ESPN Staff
December 18, 2015
© Tony Marshall/Getty Images

The Rugby Football Union has revealed that it discovered seven anti-doping violations during the 2014-15 season.

All seven violations involved players "outside of the elite game" according to the RFU's anti-doping annual report, which was published on Friday.

It is the fifth year that the governing body has released the findings of its anti-doping activity in England, with violations arising from intelligence-led investigations (four) outnumbering those from positive tests for the first time.

In all, the testing programme conducted 719 anti-doping test in and out-of-competition, of which three returned positive results.

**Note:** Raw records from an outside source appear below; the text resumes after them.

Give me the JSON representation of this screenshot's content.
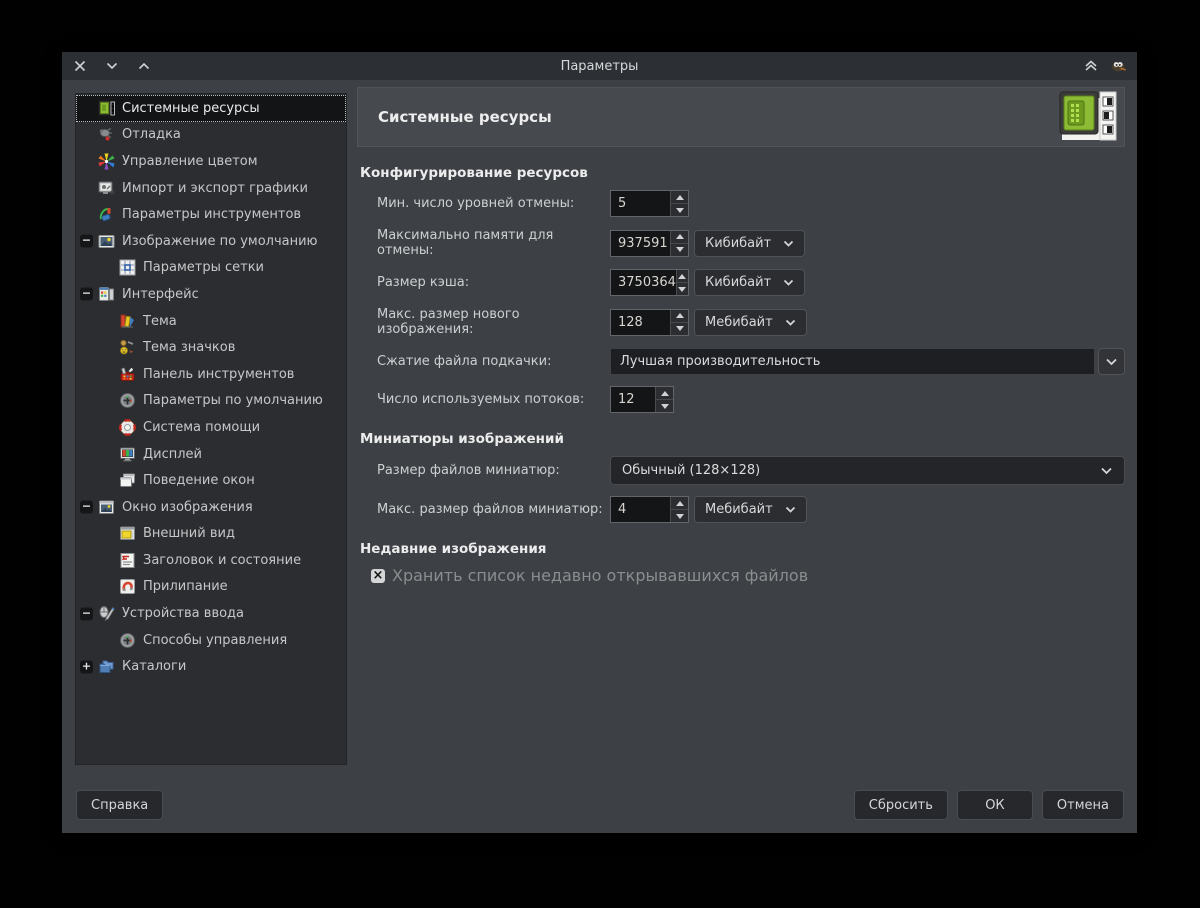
{
  "window": {
    "title": "Параметры"
  },
  "titlebar": {
    "icons": [
      "close-icon",
      "unmaximize-icon",
      "maximize-icon",
      "shade-icon",
      "gimp-wilber-icon"
    ]
  },
  "sidebar": {
    "items": [
      {
        "id": "system-resources",
        "label": "Системные ресурсы",
        "icon": "system-resources",
        "depth": 0,
        "expander": null,
        "selected": true
      },
      {
        "id": "debugging",
        "label": "Отладка",
        "icon": "debug",
        "depth": 0,
        "expander": null,
        "selected": false
      },
      {
        "id": "color-management",
        "label": "Управление цветом",
        "icon": "color-management",
        "depth": 0,
        "expander": null,
        "selected": false
      },
      {
        "id": "image-import-export",
        "label": "Импорт и экспорт графики",
        "icon": "import-export",
        "depth": 0,
        "expander": null,
        "selected": false
      },
      {
        "id": "tool-options",
        "label": "Параметры инструментов",
        "icon": "tool-options",
        "depth": 0,
        "expander": null,
        "selected": false
      },
      {
        "id": "default-image",
        "label": "Изображение по умолчанию",
        "icon": "default-image",
        "depth": 0,
        "expander": "minus",
        "selected": false
      },
      {
        "id": "default-grid",
        "label": "Параметры сетки",
        "icon": "grid",
        "depth": 1,
        "expander": null,
        "selected": false
      },
      {
        "id": "interface",
        "label": "Интерфейс",
        "icon": "interface",
        "depth": 0,
        "expander": "minus",
        "selected": false
      },
      {
        "id": "theme",
        "label": "Тема",
        "icon": "theme",
        "depth": 1,
        "expander": null,
        "selected": false
      },
      {
        "id": "icon-theme",
        "label": "Тема значков",
        "icon": "icon-theme",
        "depth": 1,
        "expander": null,
        "selected": false
      },
      {
        "id": "toolbox",
        "label": "Панель инструментов",
        "icon": "toolbox",
        "depth": 1,
        "expander": null,
        "selected": false
      },
      {
        "id": "dialog-defaults",
        "label": "Параметры по умолчанию",
        "icon": "controllers",
        "depth": 1,
        "expander": null,
        "selected": false
      },
      {
        "id": "help-system",
        "label": "Система помощи",
        "icon": "help",
        "depth": 1,
        "expander": null,
        "selected": false
      },
      {
        "id": "display",
        "label": "Дисплей",
        "icon": "display",
        "depth": 1,
        "expander": null,
        "selected": false
      },
      {
        "id": "window-management",
        "label": "Поведение окон",
        "icon": "window-management",
        "depth": 1,
        "expander": null,
        "selected": false
      },
      {
        "id": "image-window",
        "label": "Окно изображения",
        "icon": "image-window",
        "depth": 0,
        "expander": "minus",
        "selected": false
      },
      {
        "id": "appearance",
        "label": "Внешний вид",
        "icon": "appearance",
        "depth": 1,
        "expander": null,
        "selected": false
      },
      {
        "id": "title-status",
        "label": "Заголовок и состояние",
        "icon": "title-status",
        "depth": 1,
        "expander": null,
        "selected": false
      },
      {
        "id": "snapping",
        "label": "Прилипание",
        "icon": "snapping",
        "depth": 1,
        "expander": null,
        "selected": false
      },
      {
        "id": "input-devices",
        "label": "Устройства ввода",
        "icon": "input-devices",
        "depth": 0,
        "expander": "minus",
        "selected": false
      },
      {
        "id": "input-controllers",
        "label": "Способы управления",
        "icon": "controllers",
        "depth": 1,
        "expander": null,
        "selected": false
      },
      {
        "id": "folders",
        "label": "Каталоги",
        "icon": "folders",
        "depth": 0,
        "expander": "plus",
        "selected": false
      }
    ]
  },
  "page": {
    "title": "Системные ресурсы",
    "header_icon": "system-resources-large-icon"
  },
  "form": {
    "section_resources": "Конфигурирование ресурсов",
    "min_undo": {
      "label": "Мин. число уровней отмены:",
      "value": "5"
    },
    "max_undo_mem": {
      "label": "Максимально памяти для отмены:",
      "value": "937591",
      "unit": "Кибибайт"
    },
    "cache_size": {
      "label": "Размер кэша:",
      "value": "3750364",
      "unit": "Кибибайт"
    },
    "max_new_image": {
      "label": "Макс. размер нового изображения:",
      "value": "128",
      "unit": "Мебибайт"
    },
    "swap_compression": {
      "label": "Сжатие файла подкачки:",
      "value": "Лучшая производительность"
    },
    "num_threads": {
      "label": "Число используемых потоков:",
      "value": "12"
    },
    "section_thumbnails": "Миниатюры изображений",
    "thumb_size": {
      "label": "Размер файлов миниатюр:",
      "value": "Обычный (128×128)"
    },
    "thumb_max_filesize": {
      "label": "Макс. размер файлов миниатюр:",
      "value": "4",
      "unit": "Мебибайт"
    },
    "section_recent": "Недавние изображения",
    "keep_recent": {
      "label": "Хранить список недавно открывавшихся файлов",
      "checked": true
    }
  },
  "footer": {
    "help": "Справка",
    "reset": "Сбросить",
    "ok": "ОК",
    "cancel": "Отмена"
  },
  "colors": {
    "accent_green": "#8cbc35",
    "panel": "#3d4044",
    "sidebar": "#2c2d30",
    "titlebar": "#2c2f34"
  }
}
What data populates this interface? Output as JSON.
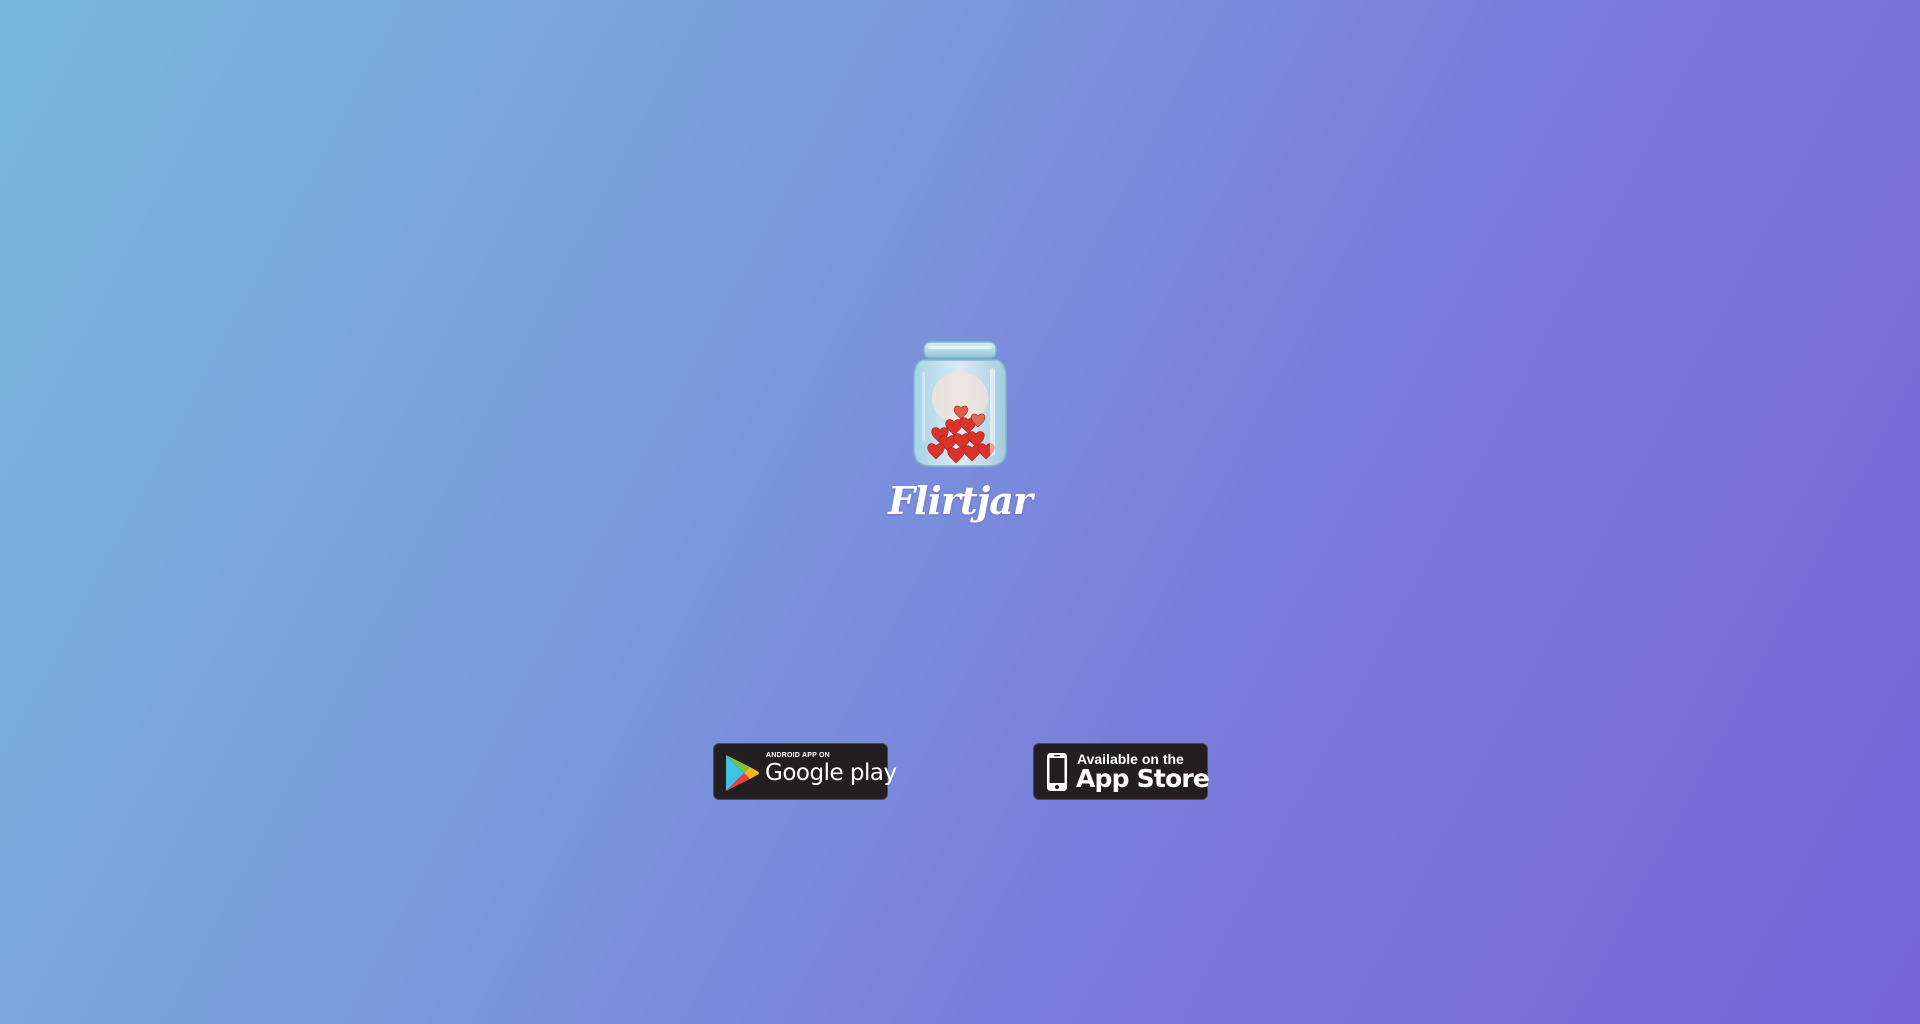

That is down from five testing violations during the 2013-14 season, while the overall number for that campaign was 11.

The majority of positive results have come from the lower levels of the professional game, and the RFU also revealed that a greater focus would be placed on the National League structure, while players would receive greater education on the dangers of doping.

"Cheating, and the blight of doping, plays no part in our game," RFU rugby director Rob Andrew said. "Everyone recognises the damage that drug use can do to the image of the game. As public figures, players can set a positive example to others, particularly for the thousands of young people who love the sport.

"It is a sad fact that performance enhancing drug use is not an issue that is confined to elite sport and has permeated through society. Recreational players doping in order to improve their performance, and young people taking performance enhancing drugs in a bid to enhance their image, present a challenge to society in general and the core values of the game."

The RFU's Anti-Doping Advisory Group works closely with UK Anti-Doping (UKAD) and law enforcement agencies in terms of intelligence sharing.

Pat Myhill, UKAD director of operations, said: "We live in a country where sport is an integral part of the cultural fabric of our community. Sport can carry the hopes of a nation, however we must accept that there will always be those who look to exploit those hopes.

"The only way we can tackle these issues is by working closely together."

© ESPN Staff

Live Sports

Communication error please reload the page.